In the records, find every line with the word "JSON" and copy it out.

+++ PROVIDED DATA

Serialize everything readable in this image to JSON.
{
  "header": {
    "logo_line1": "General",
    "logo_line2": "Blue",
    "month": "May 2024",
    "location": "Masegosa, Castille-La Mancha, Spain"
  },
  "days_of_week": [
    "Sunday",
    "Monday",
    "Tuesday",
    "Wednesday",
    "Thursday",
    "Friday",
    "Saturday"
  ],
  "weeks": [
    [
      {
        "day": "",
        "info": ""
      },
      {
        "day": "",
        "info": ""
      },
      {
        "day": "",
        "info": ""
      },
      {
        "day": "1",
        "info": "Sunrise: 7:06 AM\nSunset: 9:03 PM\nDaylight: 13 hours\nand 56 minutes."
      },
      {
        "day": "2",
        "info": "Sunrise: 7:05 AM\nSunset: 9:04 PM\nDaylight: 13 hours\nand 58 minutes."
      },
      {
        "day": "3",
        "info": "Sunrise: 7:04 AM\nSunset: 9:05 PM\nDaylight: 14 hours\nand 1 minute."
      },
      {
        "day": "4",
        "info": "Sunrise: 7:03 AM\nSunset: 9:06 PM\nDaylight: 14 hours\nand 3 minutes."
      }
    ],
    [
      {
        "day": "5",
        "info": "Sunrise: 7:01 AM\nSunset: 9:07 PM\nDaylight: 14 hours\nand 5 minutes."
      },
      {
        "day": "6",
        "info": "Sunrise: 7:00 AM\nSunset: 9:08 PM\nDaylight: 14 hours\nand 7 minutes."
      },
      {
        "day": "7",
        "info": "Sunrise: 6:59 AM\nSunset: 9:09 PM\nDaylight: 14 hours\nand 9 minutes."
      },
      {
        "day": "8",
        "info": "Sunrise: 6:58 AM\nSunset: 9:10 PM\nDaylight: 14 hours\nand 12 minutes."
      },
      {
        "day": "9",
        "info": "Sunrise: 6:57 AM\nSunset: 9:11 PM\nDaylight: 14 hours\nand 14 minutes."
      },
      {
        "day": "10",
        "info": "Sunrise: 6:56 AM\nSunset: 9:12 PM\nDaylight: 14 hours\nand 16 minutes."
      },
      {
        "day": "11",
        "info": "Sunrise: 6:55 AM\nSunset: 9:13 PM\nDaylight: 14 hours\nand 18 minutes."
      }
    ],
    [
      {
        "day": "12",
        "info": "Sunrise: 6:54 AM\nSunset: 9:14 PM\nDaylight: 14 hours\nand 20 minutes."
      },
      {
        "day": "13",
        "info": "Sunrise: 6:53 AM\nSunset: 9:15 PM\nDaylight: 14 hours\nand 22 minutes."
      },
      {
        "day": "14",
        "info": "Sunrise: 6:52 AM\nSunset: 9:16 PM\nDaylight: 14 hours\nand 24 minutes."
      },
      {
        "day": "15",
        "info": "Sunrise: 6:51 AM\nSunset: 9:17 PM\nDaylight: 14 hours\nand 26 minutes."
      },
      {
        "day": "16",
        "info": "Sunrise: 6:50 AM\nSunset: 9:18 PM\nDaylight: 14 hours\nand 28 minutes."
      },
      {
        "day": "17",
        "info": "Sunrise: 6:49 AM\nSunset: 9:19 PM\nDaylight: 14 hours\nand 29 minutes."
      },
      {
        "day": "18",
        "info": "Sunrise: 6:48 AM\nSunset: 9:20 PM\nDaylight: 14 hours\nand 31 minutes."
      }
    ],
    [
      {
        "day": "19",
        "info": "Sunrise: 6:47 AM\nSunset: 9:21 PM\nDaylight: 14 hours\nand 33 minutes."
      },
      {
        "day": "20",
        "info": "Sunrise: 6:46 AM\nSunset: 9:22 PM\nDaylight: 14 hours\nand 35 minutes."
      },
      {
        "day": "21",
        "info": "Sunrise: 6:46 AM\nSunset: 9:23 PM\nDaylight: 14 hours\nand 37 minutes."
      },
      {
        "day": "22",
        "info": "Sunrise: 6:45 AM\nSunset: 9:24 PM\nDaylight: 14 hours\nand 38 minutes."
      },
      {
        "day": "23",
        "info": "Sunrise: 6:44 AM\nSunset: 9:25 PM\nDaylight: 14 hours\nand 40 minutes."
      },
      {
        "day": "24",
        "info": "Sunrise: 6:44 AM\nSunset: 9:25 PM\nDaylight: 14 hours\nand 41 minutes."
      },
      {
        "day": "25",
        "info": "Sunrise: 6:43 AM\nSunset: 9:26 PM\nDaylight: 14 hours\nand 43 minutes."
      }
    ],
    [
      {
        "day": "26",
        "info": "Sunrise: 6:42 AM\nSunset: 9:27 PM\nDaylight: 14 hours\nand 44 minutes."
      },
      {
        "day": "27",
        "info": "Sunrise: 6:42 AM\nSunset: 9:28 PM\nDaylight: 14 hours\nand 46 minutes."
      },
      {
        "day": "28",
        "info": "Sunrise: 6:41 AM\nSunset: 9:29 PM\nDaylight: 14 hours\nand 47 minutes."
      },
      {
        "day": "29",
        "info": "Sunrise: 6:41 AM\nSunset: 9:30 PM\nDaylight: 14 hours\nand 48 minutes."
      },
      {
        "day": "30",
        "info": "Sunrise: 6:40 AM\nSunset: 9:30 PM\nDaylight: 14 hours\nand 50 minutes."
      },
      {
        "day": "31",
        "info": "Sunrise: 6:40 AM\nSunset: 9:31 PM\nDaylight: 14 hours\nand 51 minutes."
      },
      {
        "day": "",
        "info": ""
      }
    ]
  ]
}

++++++
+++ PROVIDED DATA

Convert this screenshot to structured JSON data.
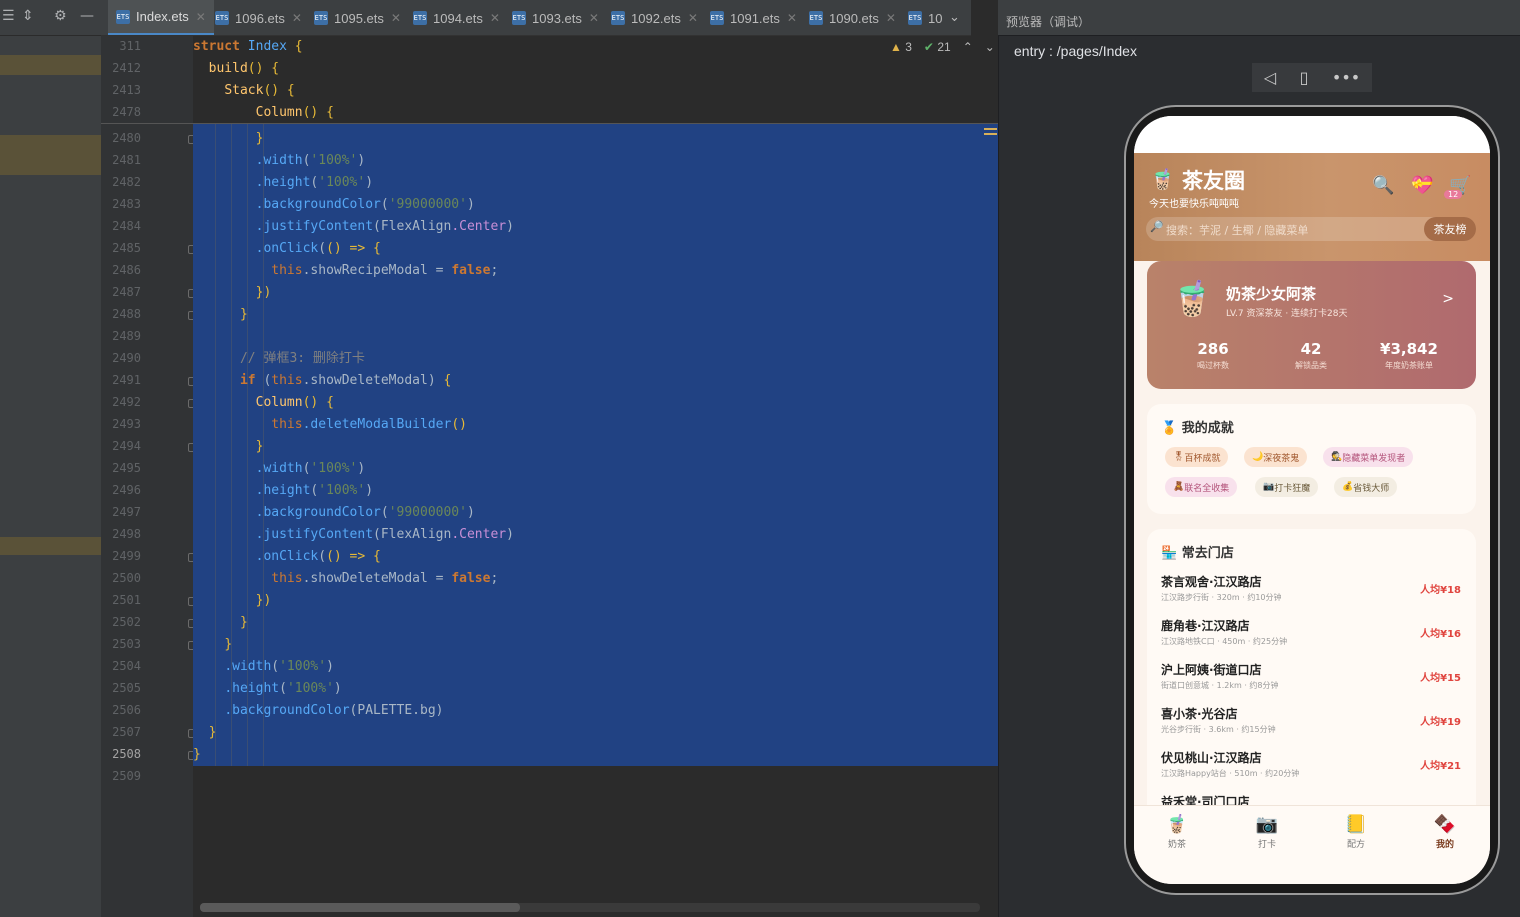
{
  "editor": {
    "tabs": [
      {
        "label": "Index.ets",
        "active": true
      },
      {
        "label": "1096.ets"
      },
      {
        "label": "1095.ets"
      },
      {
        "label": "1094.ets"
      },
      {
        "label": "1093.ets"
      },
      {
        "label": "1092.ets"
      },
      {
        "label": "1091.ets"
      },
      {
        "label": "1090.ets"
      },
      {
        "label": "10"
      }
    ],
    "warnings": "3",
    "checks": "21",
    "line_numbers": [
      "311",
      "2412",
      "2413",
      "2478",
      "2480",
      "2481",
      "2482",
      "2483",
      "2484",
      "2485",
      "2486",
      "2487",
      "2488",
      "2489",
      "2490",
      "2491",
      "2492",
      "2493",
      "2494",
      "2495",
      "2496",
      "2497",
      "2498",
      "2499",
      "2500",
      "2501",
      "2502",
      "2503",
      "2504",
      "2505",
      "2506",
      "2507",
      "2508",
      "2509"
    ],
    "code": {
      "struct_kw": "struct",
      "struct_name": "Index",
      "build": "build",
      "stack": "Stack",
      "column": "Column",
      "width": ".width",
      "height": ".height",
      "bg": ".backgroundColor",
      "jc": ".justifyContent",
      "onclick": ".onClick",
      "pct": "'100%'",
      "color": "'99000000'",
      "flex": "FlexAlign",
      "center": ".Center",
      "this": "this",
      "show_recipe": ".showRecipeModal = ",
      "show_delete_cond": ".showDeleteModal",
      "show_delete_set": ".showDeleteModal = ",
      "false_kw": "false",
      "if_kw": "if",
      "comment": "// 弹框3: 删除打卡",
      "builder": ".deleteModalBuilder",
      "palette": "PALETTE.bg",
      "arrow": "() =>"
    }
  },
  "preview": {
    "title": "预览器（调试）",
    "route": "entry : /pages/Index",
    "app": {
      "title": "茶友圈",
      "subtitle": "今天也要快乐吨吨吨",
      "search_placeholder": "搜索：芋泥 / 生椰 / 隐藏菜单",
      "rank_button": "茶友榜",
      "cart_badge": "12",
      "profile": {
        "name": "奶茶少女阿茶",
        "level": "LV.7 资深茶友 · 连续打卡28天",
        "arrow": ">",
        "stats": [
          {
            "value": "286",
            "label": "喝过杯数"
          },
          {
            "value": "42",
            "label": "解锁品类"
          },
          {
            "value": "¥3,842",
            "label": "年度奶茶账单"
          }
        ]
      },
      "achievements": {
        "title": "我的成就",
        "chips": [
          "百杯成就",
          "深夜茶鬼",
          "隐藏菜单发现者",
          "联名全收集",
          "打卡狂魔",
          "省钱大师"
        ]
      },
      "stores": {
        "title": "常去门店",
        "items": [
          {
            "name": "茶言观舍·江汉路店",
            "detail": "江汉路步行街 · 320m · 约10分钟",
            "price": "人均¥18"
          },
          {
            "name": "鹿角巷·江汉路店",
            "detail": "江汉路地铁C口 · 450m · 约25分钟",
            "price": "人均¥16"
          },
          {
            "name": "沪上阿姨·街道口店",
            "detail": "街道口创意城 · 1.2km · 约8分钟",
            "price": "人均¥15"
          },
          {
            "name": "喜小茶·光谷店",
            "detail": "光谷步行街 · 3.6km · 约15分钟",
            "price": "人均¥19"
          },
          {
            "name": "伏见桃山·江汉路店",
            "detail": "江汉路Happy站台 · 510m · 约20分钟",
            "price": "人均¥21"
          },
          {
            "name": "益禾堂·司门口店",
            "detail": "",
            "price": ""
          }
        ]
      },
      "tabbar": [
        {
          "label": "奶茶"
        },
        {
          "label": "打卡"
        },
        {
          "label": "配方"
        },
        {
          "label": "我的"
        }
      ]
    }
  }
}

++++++

ANSWER TO THIS TASK
Serialize everything readable in this image to JSON.
Convert this screenshot to structured JSON data.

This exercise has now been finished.